(Dataset rows for apps and sites)
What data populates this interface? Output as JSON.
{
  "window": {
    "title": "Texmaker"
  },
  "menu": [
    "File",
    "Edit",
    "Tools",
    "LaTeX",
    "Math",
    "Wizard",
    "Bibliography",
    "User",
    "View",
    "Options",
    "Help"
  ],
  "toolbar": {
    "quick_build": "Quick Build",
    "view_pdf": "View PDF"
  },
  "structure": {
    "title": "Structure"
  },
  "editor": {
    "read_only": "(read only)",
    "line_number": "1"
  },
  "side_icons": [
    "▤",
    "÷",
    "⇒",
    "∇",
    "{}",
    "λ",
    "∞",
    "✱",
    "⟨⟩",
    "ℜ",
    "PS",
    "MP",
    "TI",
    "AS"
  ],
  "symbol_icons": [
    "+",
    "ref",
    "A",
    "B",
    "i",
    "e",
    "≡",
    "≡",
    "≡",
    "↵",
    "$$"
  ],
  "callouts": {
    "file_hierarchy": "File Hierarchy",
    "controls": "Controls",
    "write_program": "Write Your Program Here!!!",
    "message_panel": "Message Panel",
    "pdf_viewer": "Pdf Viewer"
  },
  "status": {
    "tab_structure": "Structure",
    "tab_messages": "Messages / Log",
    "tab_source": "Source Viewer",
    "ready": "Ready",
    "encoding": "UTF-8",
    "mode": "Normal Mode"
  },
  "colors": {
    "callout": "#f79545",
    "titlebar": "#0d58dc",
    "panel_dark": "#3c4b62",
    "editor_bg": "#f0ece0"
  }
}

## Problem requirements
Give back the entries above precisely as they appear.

## Answer to the problem
What data populates this interface? Output as JSON.
{
  "window": {
    "title": "Texmaker"
  },
  "menu": [
    "File",
    "Edit",
    "Tools",
    "LaTeX",
    "Math",
    "Wizard",
    "Bibliography",
    "User",
    "View",
    "Options",
    "Help"
  ],
  "toolbar": {
    "quick_build": "Quick Build",
    "view_pdf": "View PDF"
  },
  "structure": {
    "title": "Structure"
  },
  "editor": {
    "read_only": "(read only)",
    "line_number": "1"
  },
  "side_icons": [
    "▤",
    "÷",
    "⇒",
    "∇",
    "{}",
    "λ",
    "∞",
    "✱",
    "⟨⟩",
    "ℜ",
    "PS",
    "MP",
    "TI",
    "AS"
  ],
  "symbol_icons": [
    "+",
    "ref",
    "A",
    "B",
    "i",
    "e",
    "≡",
    "≡",
    "≡",
    "↵",
    "$$"
  ],
  "callouts": {
    "file_hierarchy": "File Hierarchy",
    "controls": "Controls",
    "write_program": "Write Your Program Here!!!",
    "message_panel": "Message Panel",
    "pdf_viewer": "Pdf Viewer"
  },
  "status": {
    "tab_structure": "Structure",
    "tab_messages": "Messages / Log",
    "tab_source": "Source Viewer",
    "ready": "Ready",
    "encoding": "UTF-8",
    "mode": "Normal Mode"
  },
  "colors": {
    "callout": "#f79545",
    "titlebar": "#0d58dc",
    "panel_dark": "#3c4b62",
    "editor_bg": "#f0ece0"
  }
}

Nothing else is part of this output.